- Explore local food pantries. Some universities have free food pantries for students. They may offer canned foods, nut butters, bread and other staples to help you when things are tight. Explore your school’s website to see what services they provide.
- Buy your own coffeemaker. No doubt, it can be a treat to head to the local coffee shop for a daily pick-me-up. But buying coffee out can really add up. So you may want to consider buying a coffeemaker for your place. You can even split the cost if you have roommates.
3. Consider Car Alternatives
As a college student, you need to get around. But having a car on campus can be costly. There are ways to get to classes and clubs that won’t cost you a fortune in gas, parking, insurance and upkeep.
- Bicycle to biology class. Biking is a great way to get around. It keeps you active, it’s eco-friendly and it saves you money on gas or bus passes. Use a bike to zip around campus so you’re never late for a final exam.
- Carpool with classmates. Home is where the heart is, but getting back to visit family can sometimes be a financial strain. Find other students from your hometown and carpool with them. Not only will it save you gas money, but you might make some new friends along the way.
- Take advantage of student discounts on transportation. Lots of cities have public transportation deals for students. Look up what your city offers. You could get a discounted bus pass or even free bus rides with your student ID.
4. Take Advantage of Student Discounts and Other Ways to Save
Be on the lookout for discounts and other ways to help stay on your budget. Here are a few suggestions:
- Use student discounts. Student discounts don’t stop with bus fare. You’d be surprised at the variety of places that offer student discounts.
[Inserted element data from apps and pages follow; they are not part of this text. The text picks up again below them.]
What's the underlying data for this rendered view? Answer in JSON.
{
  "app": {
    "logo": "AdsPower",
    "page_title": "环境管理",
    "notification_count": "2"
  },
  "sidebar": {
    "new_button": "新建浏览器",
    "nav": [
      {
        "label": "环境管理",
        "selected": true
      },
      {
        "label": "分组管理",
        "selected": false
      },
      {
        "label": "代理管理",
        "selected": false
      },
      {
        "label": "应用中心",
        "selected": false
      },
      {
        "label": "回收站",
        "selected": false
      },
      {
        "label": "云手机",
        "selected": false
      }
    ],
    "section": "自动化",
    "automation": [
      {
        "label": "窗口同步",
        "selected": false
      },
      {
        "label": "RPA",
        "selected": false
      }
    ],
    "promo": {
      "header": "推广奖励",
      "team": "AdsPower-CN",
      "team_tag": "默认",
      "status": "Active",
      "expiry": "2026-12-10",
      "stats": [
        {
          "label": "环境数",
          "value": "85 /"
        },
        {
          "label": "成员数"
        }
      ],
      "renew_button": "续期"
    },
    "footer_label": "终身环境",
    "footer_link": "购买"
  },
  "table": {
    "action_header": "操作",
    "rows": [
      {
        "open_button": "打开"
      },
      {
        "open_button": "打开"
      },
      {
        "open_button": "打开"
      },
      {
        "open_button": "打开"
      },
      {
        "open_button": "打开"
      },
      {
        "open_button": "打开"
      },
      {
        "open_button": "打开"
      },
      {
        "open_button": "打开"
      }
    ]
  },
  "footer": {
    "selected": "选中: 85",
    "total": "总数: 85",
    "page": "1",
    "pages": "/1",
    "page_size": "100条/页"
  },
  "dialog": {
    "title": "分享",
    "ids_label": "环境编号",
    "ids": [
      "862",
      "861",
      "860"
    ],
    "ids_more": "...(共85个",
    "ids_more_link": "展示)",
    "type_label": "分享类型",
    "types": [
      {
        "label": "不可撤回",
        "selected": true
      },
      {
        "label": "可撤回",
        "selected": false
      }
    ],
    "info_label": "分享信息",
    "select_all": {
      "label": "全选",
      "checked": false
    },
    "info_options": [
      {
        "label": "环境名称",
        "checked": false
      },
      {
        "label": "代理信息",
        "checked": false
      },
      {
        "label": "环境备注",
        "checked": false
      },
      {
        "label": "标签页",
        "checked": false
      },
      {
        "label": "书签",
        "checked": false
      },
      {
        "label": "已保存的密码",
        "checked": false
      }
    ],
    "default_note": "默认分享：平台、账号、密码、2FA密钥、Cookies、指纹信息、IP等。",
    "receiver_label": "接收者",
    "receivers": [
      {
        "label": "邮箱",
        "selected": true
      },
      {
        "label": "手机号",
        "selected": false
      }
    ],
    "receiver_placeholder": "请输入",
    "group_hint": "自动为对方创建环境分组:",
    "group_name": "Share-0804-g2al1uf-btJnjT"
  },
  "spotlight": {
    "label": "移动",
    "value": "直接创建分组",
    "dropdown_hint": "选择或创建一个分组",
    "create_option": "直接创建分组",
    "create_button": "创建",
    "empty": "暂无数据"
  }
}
From movie tickets to restaurants and museums, businesses love to offer a helping hand to students.
- Find online coupons. You can look online for coupons offering savings on products, food and more. You may find them on company websites, in apps and on social media. There are also web-based tools like Capital One Shopping for finding deals online. Just keep in mind that online coupons may work best for things you’re already planning to buy rather than expensive “splurge” purchases.
- Buy used textbooks. Used textbooks, which may cost less than new ones, may be available online or at local bookstores. Digital copies, if they’re available, may also be more affordable.
5. Visit Thrift Stores
Thrift stores are an oasis for style-conscious college students. There’s something fun about buying a piece of clothing with history. It doesn’t hurt that the prices are often ridiculously low compared to department stores—like $6 for a ruggedly cool jacket kind of low.
Thrifting can turn the average person into a treasure hunter, collecting pieces to create a unique wardrobe. If you’re lucky, you could even find vintage designer pieces. All it takes to create a personal style from thrift shopping is patience, creativity and personality. Borrowing clothing from friends is another thrifty idea.
Save Money While Having Fun in College
Being a student doesn’t mean you have to miss out. You can eat well, dress well and live well without flattening your wallet.
As long as you live within your means and are conscientious about your finances, there can be some real flexibility—and fun—in your lifestyle.
Government and private relief efforts vary by location and may have changed since this article was published. Consult a financial adviser or the relevant government agencies and private lenders for the most current information.
We hope you found this helpful. Our content is not intended to provide legal, investment or financial advice or to indicate that a particular Capital One product or service is available or right for you. For specific advice about your unique circumstances, consider talking with a qualified professional.